The rally was calling for an end to the operation of the Dakota Access Pipeline and for politicians to divest from fossil fuel companies. There was a real sense of purpose and community among the protesters there as we were all united under a common goal and though there were around 10 separate groups and organizations represented, we weren’t divided in any way. We all chanted in unison, which allowed for our voices to carry out our message. We carried painted signs and theater props. We stood together in the cold, making our values and demands known as one group with one voice.
My name is Renee Baker and I’m the co-president of North Park University’s environmental club, Green Team. We got involved with this rally because we are passionate about the issues that were highlighted. The main points were for Democratic gubernatorial candidates J.B. Pritzker and Chris Kennedy to divest from fossil fuels and to take a public stand against the Dakota Access Pipeline, showing support for the Standing Rock Water Protectors.
I believe that our candidates should be held accountable for their investments. In many ways, this is the best snapshot we have for the motivations behind their public actions. Foreswearing financial investment in the Dakota Access Pipeline is a basic ethical bar that I would hope all of our public officials could clear. Its construction has destroyed the topography of the land and ecosystems in its path, and if it fails, the destruction will be truly massive. In addition to crisscrossing Native land in South Dakota and endangering their only water supply, it also crosses the Mississippi River—the primary water source for over 18 million people.

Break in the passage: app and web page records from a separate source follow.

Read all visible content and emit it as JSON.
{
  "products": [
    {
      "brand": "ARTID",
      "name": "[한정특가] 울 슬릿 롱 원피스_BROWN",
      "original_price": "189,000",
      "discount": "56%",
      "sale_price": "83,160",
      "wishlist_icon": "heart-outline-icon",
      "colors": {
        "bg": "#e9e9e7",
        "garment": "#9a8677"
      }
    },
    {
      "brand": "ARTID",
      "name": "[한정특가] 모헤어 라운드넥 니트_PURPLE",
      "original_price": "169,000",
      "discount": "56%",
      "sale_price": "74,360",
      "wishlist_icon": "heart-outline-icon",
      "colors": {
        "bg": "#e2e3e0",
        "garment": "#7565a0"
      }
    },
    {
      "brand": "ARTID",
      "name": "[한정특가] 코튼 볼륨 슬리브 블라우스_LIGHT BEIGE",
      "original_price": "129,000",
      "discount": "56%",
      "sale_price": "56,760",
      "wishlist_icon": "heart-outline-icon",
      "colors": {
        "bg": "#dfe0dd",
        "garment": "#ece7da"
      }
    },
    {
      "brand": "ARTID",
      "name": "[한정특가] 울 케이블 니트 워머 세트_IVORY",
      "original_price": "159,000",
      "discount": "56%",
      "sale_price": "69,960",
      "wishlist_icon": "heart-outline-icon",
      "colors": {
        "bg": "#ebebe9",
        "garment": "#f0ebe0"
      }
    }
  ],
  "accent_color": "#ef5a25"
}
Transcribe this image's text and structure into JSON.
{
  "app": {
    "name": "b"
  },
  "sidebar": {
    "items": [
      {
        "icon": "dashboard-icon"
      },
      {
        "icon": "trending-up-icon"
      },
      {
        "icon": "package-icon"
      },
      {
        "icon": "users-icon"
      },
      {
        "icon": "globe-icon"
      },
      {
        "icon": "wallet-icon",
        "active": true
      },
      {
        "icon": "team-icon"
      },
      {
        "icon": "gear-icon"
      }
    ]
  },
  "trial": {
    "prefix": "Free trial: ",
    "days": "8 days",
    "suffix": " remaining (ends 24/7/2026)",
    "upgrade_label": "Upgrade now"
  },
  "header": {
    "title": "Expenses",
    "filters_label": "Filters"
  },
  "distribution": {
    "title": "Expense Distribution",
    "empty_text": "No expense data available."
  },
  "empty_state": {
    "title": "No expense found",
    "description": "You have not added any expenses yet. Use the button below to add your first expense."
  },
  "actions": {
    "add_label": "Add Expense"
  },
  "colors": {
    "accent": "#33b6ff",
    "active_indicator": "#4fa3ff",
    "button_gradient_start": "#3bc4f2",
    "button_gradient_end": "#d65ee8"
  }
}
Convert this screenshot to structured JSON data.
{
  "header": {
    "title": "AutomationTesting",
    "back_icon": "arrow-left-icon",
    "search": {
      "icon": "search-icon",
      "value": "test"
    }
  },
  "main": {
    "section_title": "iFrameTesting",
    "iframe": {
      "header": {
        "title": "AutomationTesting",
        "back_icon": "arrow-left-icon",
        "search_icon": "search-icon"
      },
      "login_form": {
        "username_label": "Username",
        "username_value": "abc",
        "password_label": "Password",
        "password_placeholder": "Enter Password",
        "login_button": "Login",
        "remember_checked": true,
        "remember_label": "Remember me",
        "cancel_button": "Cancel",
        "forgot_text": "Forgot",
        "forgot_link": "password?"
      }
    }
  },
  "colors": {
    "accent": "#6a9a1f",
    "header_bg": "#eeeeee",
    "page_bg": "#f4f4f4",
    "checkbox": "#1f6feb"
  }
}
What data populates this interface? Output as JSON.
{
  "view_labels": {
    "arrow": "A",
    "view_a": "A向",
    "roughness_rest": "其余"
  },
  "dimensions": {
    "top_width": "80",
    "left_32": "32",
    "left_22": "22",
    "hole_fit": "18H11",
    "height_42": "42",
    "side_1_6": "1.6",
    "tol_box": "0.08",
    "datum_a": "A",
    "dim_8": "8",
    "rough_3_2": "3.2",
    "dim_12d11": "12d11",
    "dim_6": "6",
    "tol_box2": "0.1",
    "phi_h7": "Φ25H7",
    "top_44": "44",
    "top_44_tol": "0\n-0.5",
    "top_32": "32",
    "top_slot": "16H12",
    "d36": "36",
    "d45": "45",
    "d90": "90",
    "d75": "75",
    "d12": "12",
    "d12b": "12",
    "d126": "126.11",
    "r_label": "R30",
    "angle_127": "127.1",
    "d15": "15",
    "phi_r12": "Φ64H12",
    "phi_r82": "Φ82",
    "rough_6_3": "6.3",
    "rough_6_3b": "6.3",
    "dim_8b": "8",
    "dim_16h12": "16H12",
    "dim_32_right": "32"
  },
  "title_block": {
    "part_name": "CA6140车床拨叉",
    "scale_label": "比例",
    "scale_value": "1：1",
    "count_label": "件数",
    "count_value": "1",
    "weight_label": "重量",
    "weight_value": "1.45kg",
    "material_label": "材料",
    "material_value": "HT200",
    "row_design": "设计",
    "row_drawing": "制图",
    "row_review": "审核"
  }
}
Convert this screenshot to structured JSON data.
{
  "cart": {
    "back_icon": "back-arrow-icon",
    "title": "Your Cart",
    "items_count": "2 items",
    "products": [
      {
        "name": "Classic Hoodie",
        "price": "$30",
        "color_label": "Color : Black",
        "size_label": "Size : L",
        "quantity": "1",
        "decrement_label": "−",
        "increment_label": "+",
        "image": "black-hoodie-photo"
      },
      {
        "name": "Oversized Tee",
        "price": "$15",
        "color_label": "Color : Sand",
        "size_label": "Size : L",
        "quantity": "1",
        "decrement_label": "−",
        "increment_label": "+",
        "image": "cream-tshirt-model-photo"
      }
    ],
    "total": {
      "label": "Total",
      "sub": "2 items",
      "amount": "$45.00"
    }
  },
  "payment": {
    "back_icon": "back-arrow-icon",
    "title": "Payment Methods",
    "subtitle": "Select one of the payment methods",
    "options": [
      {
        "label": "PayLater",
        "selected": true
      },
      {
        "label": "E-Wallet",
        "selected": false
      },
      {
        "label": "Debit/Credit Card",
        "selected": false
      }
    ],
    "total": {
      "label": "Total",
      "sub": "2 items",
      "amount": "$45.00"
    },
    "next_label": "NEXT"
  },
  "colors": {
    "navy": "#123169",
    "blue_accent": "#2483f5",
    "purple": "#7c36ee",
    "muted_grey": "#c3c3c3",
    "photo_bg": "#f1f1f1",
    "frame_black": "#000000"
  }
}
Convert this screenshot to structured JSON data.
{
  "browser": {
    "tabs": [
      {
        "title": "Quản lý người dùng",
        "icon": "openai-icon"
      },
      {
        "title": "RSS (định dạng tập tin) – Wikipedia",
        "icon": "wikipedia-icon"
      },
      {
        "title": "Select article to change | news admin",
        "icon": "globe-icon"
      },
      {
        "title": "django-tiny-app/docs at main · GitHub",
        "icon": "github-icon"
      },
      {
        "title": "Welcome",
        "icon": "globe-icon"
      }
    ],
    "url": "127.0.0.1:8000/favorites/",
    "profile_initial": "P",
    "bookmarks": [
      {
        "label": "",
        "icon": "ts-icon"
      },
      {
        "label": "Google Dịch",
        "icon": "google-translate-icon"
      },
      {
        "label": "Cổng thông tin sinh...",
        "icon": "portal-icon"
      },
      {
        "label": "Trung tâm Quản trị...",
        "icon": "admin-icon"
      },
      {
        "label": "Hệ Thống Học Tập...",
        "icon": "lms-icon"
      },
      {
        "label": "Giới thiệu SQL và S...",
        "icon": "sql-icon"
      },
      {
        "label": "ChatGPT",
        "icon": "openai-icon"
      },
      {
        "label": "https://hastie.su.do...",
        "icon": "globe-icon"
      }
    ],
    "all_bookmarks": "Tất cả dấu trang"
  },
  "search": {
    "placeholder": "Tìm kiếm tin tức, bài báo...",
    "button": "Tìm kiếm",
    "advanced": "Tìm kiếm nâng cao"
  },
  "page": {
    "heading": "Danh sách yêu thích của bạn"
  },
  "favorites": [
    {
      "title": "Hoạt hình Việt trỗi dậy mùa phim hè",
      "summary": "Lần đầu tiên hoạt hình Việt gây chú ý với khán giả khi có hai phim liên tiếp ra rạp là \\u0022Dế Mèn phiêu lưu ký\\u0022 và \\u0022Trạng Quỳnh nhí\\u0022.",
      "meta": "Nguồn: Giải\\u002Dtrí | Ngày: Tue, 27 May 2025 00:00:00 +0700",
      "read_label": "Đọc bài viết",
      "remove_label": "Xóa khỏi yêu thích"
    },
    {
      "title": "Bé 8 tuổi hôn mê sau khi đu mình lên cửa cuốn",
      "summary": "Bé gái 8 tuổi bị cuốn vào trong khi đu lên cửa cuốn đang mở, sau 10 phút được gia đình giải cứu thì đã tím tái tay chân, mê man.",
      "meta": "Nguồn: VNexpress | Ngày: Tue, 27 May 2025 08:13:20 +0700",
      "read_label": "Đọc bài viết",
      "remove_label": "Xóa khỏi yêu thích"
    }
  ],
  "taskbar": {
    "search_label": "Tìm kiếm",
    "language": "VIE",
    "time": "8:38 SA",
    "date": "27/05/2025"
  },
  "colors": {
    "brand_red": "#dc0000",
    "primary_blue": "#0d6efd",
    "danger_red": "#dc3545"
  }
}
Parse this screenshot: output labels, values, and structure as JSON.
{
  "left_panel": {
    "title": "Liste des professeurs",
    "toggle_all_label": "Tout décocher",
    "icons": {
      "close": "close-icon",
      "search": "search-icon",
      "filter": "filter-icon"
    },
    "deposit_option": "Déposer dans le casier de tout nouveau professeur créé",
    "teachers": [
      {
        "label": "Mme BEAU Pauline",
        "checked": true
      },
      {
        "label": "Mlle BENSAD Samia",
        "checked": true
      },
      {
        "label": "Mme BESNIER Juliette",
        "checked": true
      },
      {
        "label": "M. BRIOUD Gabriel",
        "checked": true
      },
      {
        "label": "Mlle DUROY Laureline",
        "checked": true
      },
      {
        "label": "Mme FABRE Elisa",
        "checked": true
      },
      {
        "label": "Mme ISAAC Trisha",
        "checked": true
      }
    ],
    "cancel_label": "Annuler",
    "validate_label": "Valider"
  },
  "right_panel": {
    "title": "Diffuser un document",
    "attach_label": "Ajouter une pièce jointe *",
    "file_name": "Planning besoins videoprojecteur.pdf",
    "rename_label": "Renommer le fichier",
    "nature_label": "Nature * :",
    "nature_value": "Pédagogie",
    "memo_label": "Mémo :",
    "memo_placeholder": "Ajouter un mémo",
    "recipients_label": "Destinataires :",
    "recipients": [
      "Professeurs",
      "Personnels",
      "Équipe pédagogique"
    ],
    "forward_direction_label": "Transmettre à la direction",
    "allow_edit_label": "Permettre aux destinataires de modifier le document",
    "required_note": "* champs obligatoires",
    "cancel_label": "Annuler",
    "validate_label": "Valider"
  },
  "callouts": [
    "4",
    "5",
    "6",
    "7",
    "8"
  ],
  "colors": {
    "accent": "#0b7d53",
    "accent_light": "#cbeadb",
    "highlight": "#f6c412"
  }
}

Now that we’ve made our statement at the rally, we need to provide action steps and get this carried out in other ways. It’s one thing to shout what we want, and another entirely to go do something about it ourselves within the system. The rally was a positive experience that brought people with diverse backgrounds and experiences together, but the next steps need to come from us and drive our purpose forward. We need to put our money where our mouth is by reducing our own use of fossil fuel-based energy, we need to speak up for the oppressed and exploited who are stepped on for the sake of “progress”, and most importantly we need to pray for our Earth and for our decisions regarding it.
We are called to be stewards of God’s creation. He gave us this planet and everything on it and allows us to use what it has to offer, which means that we can respect it or live irresponsibly. Climate change is a result of the latter and in turn, affects everyone on this planet. There is nothing that we do here that doesn’t have consequences and it is our responsibility to correct the damage we’ve done and make a way for reconciliation and repair. Adding pipelines that have the potential to destroy acres of untouched land is no way to mitigate greenhouse gases and supporting the companies that profit off of this destruction will do nothing to solve the problems we face. We need to wake up to the impacts that our actions have on the Earth and take intentional steps to care for and protect what God has given us.